> [WHAT YOU WILL DO]: Below is a listing; give only the number of its lines that contain the word "Bone".

> [DATASET CONTENT]:

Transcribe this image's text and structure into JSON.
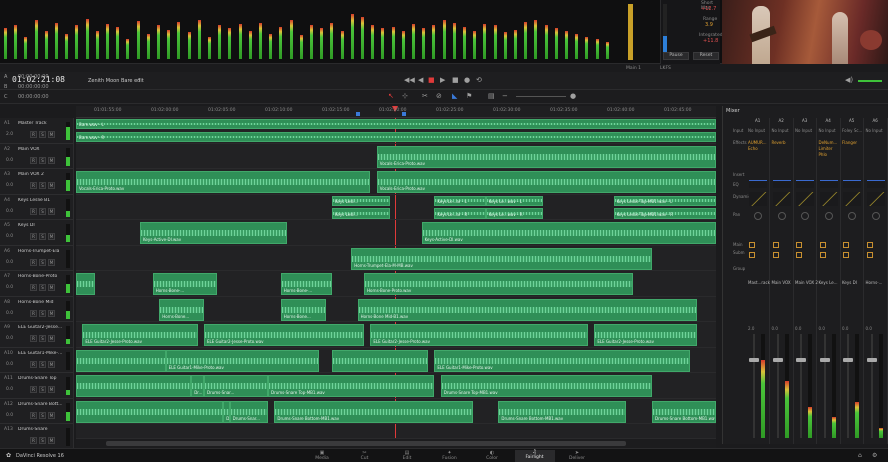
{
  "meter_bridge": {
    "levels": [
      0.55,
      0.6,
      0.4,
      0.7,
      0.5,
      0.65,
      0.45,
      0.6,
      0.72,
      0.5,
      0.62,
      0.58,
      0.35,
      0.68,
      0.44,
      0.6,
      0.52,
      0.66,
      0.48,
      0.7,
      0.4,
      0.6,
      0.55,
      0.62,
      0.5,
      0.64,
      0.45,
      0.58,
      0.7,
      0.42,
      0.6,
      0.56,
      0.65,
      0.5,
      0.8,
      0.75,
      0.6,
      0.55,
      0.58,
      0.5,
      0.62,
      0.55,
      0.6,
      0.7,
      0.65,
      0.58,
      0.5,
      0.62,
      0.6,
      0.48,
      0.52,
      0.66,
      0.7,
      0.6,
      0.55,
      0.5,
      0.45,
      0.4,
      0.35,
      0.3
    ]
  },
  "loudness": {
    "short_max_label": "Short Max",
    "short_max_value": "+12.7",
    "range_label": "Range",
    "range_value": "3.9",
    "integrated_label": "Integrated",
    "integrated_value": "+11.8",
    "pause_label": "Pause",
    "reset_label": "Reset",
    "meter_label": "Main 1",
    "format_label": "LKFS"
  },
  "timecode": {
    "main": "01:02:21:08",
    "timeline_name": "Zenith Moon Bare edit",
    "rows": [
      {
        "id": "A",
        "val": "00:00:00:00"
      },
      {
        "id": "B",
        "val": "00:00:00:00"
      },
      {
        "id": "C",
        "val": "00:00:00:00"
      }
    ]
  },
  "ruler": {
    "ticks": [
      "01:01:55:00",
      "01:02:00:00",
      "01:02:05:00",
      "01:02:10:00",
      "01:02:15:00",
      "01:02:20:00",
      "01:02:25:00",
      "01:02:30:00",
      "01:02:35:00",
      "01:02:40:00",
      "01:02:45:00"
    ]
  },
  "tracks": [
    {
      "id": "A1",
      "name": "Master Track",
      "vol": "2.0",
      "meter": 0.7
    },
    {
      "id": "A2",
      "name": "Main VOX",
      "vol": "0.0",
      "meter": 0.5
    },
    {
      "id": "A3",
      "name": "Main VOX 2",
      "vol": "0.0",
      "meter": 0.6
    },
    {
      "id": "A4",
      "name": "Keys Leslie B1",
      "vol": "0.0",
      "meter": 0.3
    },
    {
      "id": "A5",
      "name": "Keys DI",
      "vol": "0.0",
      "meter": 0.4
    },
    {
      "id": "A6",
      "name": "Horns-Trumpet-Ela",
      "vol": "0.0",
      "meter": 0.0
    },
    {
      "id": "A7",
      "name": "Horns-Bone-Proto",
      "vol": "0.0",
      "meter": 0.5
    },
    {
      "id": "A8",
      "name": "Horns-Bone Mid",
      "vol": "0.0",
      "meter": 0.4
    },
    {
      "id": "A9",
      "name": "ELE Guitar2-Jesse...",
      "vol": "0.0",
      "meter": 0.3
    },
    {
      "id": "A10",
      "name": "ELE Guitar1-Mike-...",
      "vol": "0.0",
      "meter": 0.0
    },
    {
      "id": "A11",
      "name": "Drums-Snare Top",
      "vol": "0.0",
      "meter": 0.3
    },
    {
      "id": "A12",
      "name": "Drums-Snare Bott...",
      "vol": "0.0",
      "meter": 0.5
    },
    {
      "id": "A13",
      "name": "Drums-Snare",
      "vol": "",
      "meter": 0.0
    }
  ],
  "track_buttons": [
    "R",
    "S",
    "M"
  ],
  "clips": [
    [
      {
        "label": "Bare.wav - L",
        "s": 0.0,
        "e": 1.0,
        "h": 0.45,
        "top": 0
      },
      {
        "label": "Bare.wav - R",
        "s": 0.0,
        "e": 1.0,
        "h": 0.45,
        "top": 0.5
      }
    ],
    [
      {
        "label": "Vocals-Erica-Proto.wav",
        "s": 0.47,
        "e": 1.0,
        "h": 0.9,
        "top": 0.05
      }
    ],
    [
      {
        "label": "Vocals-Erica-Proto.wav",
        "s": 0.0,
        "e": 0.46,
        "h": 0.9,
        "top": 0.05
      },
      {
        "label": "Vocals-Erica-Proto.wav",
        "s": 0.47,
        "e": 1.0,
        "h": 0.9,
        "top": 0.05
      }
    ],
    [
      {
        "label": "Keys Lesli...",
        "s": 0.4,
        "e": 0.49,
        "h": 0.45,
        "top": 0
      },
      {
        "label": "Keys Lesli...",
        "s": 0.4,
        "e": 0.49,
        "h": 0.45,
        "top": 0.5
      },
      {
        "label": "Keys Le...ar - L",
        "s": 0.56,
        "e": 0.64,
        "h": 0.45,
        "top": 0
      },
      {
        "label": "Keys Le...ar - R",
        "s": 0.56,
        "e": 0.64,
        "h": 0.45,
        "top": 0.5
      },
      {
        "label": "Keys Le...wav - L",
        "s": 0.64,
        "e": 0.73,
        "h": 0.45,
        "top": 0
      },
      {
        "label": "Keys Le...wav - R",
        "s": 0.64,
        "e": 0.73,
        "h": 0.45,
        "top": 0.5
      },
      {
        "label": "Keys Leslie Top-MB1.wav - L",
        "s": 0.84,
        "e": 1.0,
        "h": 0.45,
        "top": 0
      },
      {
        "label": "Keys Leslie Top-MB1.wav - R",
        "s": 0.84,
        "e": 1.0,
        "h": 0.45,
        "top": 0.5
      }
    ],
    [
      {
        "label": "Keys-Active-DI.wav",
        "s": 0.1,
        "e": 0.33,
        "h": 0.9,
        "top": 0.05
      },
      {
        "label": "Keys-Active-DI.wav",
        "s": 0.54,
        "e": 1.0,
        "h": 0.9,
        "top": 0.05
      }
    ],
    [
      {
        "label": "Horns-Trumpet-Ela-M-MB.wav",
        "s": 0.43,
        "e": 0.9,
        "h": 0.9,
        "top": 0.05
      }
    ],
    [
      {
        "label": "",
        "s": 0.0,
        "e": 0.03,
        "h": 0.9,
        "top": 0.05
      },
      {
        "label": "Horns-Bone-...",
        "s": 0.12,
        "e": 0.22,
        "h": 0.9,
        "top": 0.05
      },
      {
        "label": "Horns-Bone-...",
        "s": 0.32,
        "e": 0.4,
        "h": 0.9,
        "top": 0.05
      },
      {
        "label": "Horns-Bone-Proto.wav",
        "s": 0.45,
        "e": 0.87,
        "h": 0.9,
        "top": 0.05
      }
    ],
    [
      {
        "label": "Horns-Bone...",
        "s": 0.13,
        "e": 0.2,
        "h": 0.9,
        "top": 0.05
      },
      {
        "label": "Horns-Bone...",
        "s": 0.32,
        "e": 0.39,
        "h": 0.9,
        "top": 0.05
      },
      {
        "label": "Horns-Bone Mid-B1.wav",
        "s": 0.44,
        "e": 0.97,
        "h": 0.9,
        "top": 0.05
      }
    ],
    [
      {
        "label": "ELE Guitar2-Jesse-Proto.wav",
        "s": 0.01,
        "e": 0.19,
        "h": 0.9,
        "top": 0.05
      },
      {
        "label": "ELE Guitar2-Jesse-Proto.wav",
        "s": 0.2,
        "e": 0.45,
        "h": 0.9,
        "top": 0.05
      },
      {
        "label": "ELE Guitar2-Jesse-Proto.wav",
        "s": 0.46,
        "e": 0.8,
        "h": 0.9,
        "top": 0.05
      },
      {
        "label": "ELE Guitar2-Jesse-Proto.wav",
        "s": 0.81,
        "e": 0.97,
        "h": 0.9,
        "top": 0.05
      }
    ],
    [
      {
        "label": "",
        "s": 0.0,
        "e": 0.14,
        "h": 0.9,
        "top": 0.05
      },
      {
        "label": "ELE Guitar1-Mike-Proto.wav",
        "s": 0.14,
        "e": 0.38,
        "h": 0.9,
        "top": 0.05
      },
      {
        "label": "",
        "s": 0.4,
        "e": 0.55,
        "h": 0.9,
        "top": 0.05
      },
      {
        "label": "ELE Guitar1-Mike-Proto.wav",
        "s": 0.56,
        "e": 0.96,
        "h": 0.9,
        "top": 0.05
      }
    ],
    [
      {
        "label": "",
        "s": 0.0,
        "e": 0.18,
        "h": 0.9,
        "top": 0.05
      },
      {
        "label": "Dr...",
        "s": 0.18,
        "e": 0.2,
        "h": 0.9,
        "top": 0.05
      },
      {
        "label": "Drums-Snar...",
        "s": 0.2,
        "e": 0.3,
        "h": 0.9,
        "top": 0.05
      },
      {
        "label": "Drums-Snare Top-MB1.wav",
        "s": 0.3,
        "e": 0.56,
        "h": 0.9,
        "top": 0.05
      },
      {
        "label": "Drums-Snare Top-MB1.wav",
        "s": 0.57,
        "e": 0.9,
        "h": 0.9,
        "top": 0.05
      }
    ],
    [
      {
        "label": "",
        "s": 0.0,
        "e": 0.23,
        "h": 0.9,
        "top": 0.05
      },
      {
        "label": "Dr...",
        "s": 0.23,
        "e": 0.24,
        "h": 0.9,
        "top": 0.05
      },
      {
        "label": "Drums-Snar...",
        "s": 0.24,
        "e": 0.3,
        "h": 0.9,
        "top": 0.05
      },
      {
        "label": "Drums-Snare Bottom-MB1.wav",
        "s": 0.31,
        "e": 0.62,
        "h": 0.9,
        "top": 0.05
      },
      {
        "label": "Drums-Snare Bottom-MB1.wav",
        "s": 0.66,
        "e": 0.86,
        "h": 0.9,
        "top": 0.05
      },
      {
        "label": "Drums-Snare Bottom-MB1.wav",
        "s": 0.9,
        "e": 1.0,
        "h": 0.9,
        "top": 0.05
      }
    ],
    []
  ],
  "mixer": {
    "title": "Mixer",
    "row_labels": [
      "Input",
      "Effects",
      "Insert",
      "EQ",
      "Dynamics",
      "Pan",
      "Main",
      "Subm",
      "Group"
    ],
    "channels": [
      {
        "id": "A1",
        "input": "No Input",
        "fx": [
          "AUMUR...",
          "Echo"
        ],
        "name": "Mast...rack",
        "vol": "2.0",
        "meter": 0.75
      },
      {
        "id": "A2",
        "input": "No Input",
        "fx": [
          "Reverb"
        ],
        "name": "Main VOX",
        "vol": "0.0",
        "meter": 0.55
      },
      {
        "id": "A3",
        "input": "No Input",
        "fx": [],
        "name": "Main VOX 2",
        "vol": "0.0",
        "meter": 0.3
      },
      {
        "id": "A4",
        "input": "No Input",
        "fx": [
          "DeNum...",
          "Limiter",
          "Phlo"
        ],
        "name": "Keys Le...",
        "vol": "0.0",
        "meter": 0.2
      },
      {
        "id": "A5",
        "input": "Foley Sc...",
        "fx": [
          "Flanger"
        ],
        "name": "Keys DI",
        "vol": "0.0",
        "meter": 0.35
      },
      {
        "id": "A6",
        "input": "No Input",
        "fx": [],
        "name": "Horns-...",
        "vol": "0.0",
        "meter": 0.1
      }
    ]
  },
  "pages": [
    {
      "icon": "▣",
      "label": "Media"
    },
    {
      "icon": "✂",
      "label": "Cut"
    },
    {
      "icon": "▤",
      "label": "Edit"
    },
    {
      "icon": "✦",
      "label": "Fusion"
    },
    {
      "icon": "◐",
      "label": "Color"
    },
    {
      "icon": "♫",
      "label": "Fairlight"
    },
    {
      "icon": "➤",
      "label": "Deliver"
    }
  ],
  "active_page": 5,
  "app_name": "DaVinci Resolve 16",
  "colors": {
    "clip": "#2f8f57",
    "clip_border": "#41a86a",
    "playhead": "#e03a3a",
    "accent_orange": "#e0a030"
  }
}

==

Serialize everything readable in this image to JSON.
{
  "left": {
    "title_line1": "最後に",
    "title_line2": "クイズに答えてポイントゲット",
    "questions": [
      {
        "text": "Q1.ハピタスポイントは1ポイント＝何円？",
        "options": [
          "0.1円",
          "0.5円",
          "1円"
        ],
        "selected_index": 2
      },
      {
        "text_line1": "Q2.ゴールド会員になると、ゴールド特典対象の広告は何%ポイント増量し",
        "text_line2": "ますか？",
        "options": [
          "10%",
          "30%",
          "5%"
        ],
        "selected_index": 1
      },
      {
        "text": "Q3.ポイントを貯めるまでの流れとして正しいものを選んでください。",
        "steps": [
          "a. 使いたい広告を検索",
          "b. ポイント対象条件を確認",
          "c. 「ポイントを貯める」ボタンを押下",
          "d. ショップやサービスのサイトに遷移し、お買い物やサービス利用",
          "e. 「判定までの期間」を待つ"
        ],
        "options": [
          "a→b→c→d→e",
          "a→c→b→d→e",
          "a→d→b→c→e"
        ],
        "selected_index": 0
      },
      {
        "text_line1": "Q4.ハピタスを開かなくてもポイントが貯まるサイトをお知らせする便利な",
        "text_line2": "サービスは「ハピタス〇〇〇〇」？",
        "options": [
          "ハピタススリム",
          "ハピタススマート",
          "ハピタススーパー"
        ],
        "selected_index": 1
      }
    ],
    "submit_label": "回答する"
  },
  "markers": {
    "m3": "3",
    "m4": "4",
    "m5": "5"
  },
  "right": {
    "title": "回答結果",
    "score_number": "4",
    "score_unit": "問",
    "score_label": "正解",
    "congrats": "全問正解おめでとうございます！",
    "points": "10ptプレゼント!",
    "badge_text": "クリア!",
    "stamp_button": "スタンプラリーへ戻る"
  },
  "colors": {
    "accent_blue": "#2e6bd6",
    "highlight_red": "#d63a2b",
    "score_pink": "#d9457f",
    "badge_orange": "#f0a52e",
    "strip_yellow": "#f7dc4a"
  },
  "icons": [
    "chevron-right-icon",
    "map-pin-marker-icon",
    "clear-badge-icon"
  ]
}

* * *

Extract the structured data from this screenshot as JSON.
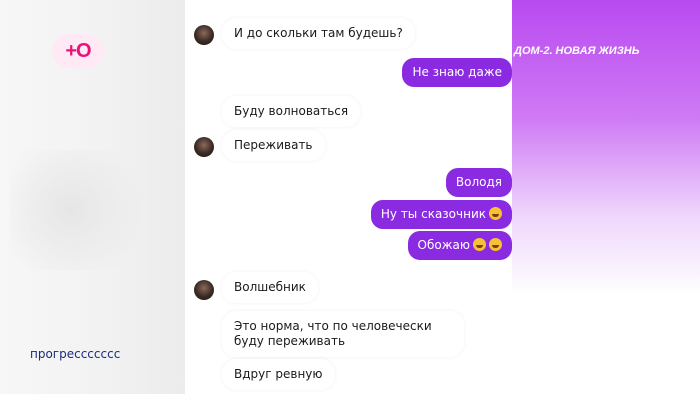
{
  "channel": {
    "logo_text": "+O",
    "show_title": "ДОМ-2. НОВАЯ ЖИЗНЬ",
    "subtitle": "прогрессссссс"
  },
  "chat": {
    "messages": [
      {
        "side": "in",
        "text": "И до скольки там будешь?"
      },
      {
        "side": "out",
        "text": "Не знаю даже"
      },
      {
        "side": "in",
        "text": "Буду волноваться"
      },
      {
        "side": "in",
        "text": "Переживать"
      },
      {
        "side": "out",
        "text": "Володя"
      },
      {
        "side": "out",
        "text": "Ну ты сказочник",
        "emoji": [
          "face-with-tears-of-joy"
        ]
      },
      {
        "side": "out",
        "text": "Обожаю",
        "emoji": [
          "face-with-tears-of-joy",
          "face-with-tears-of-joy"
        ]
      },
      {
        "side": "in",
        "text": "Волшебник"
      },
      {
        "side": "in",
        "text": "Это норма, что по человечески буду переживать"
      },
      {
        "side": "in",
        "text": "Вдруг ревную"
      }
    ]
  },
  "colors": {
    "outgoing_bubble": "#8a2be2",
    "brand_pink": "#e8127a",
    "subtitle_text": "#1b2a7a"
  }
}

> [EXERCISE SOLUTION]: 8